(1823–1911) Unitarian minister, soldier, writer; born in Cambridge, Mass. After graduating from Harvard (1841), he taught, then returned to take a degree from Harvard Divinity School (1847). In his first parish in Newburyport, Mass., he was more interested in social issues than in theology, usually preaching for women's suffrage and against slavery, and in 1848 he ran unsuccessfully for Congress as a Free-Soiler. Too radical for even his Unitarian congregation, he moved on to become pastor of the Free Church in Worcester, Mass. (1852–61), but continued to devote much of his energy to abolitionism; he engaged in the forceful release of slaves, traveled to Kansas to fight slavery, and befriended and supported John Brown. With the outbreak of the Civil War, he left the ministry to captain a company of Massachusetts volunteers, then becoming the commanding colonel of the 1st South Carolina Volunteers, the first African-American regiment of the Union Army (1862–64); he would write of this experience in Army Life in a Black Regiment (1870). After the war he settled in Newport, R.I. (1865–78) and wrote for the Atlantic Monthly and other leading magazines of the day; he also wrote popular histories of the U.S.A. Moving back to Cambridge in 1878, he served uneventfully in the Massachusetts legislature (1880–81) and then went back to writing magazine articles and biographies. He is now best known for the fact that his magazine articles inspired an unknown young woman in Amherst, Mass., Emily Dickinson, to send him some of her poems in 1862; they maintained a correspondence until her death—they met twice—but although he encouraged her to continue writing, he advised her not to publish; after her death (1886), however, he helped to prepare for publication the first (1890) and second (1891) volumes of her poetry.

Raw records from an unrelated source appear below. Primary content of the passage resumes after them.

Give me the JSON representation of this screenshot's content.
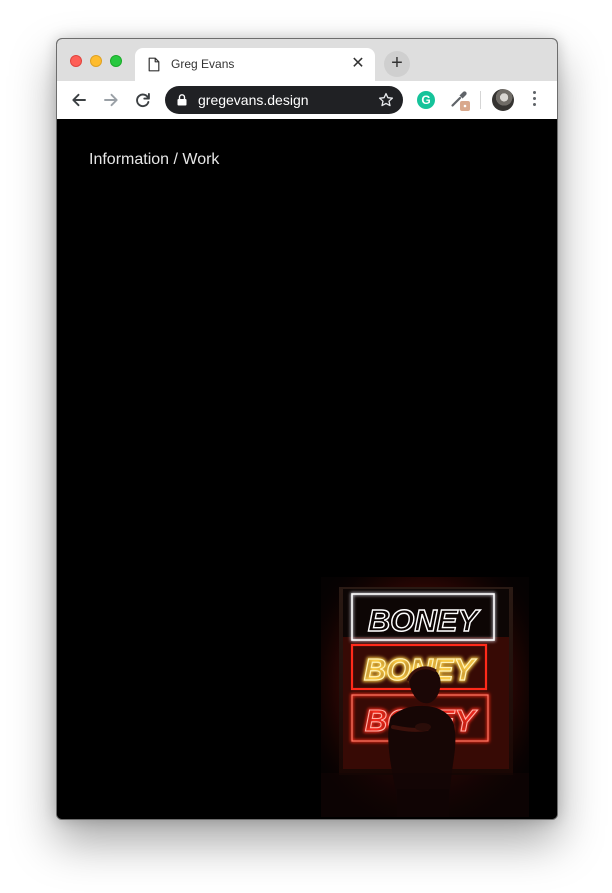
{
  "browser": {
    "tab": {
      "title": "Greg Evans",
      "close_glyph": "✕"
    },
    "new_tab_glyph": "+",
    "omnibox": {
      "url": "gregevans.design"
    },
    "extensions": {
      "grammarly_letter": "G"
    }
  },
  "page": {
    "nav": {
      "information": "Information",
      "separator": " / ",
      "work": "Work"
    },
    "photo": {
      "neon_sign_words": [
        "BONEY",
        "BONEY",
        "BONEY"
      ],
      "colors": {
        "neon_white": "#f3f1ff",
        "neon_yellow": "#ffcf45",
        "neon_red": "#ff2a1a"
      }
    }
  },
  "icons": {
    "back": "back-arrow-icon",
    "forward": "forward-arrow-icon",
    "reload": "reload-icon",
    "lock": "lock-icon",
    "star": "star-icon",
    "grammarly": "grammarly-icon",
    "color_picker": "color-picker-icon",
    "more": "more-vertical-icon"
  }
}
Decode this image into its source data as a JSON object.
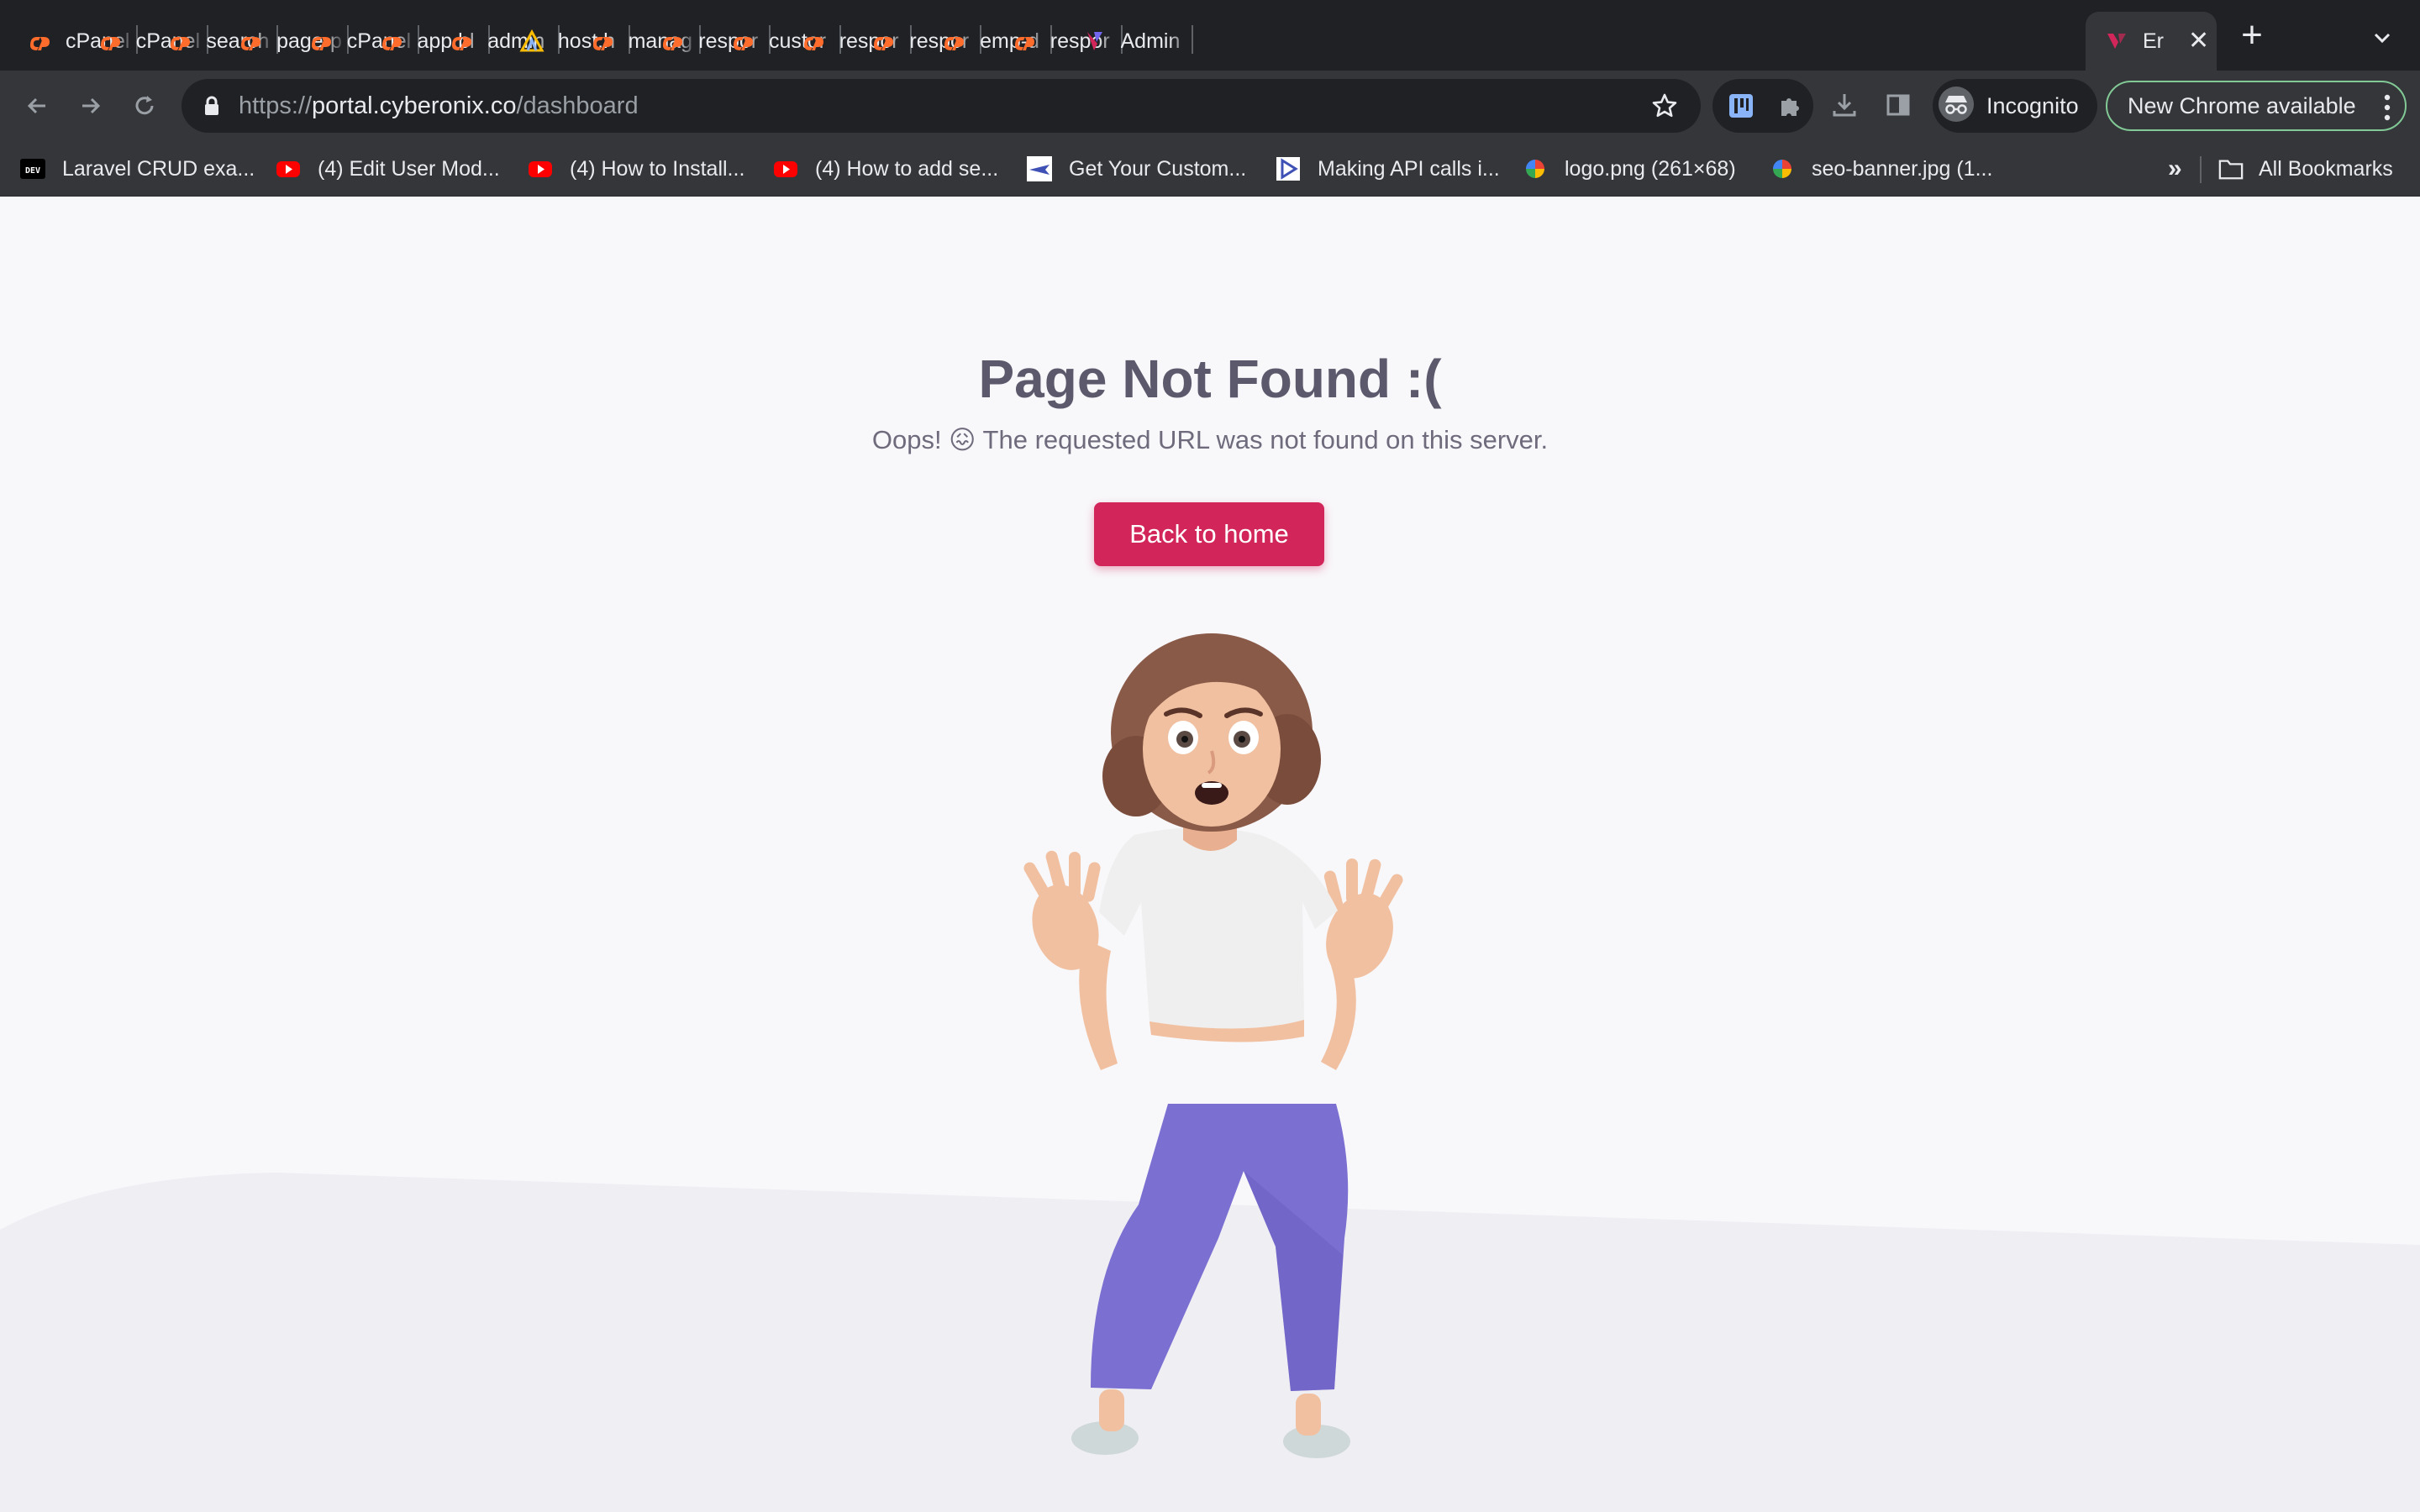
{
  "browser": {
    "tabs": [
      {
        "title": "cPanel",
        "favicon": "cpanel-icon"
      },
      {
        "title": "cPanel",
        "favicon": "cpanel-icon"
      },
      {
        "title": "search",
        "favicon": "cpanel-icon"
      },
      {
        "title": "page-p",
        "favicon": "cpanel-icon"
      },
      {
        "title": "cPanel",
        "favicon": "cpanel-icon"
      },
      {
        "title": "app.bl",
        "favicon": "cpanel-icon"
      },
      {
        "title": "admin",
        "favicon": "cpanel-icon"
      },
      {
        "title": "host.h",
        "favicon": "host-icon"
      },
      {
        "title": "manag",
        "favicon": "cpanel-icon"
      },
      {
        "title": "respor",
        "favicon": "cpanel-icon"
      },
      {
        "title": "custor",
        "favicon": "cpanel-icon"
      },
      {
        "title": "respor",
        "favicon": "cpanel-icon"
      },
      {
        "title": "respor",
        "favicon": "cpanel-icon"
      },
      {
        "title": "emp-d",
        "favicon": "cpanel-icon"
      },
      {
        "title": "respor",
        "favicon": "cpanel-icon"
      },
      {
        "title": "Admin",
        "favicon": "admin-icon"
      }
    ],
    "active_tab": {
      "title": "Er",
      "favicon": "vuexy-icon"
    },
    "url": {
      "scheme": "https://",
      "host": "portal.cyberonix.co",
      "path": "/dashboard"
    },
    "incognito_label": "Incognito",
    "update_label": "New Chrome available",
    "bookmarks": [
      {
        "label": "Laravel CRUD exa...",
        "favicon": "dev-icon"
      },
      {
        "label": "(4) Edit User Mod...",
        "favicon": "youtube-icon"
      },
      {
        "label": "(4) How to Install...",
        "favicon": "youtube-icon"
      },
      {
        "label": "(4) How to add se...",
        "favicon": "youtube-icon"
      },
      {
        "label": "Get Your Custom...",
        "favicon": "plane-icon"
      },
      {
        "label": "Making API calls i...",
        "favicon": "play-icon"
      },
      {
        "label": "logo.png (261×68)",
        "favicon": "image-icon"
      },
      {
        "label": "seo-banner.jpg (1...",
        "favicon": "image-icon"
      }
    ],
    "bookmarks_overflow": "»",
    "all_bookmarks_label": "All Bookmarks"
  },
  "page": {
    "title": "Page Not Found :(",
    "message": "Oops! 😖 The requested URL was not found on this server.",
    "home_button": "Back to home"
  },
  "colors": {
    "accent": "#d2265a",
    "heading": "#5d596c",
    "body_text": "#6f6b7d",
    "page_bg": "#f8f7fa",
    "cpanel_orange": "#ff6c2c",
    "pants": "#7b6fd1"
  }
}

The Cambridge Dictionary of American Biography, by John S. Bowman. Copyright © Cambridge University Press 1995. Reproduced with permission.
References in periodicals archive ?
Higginson, Thomas Wentworth. "The Romance of History.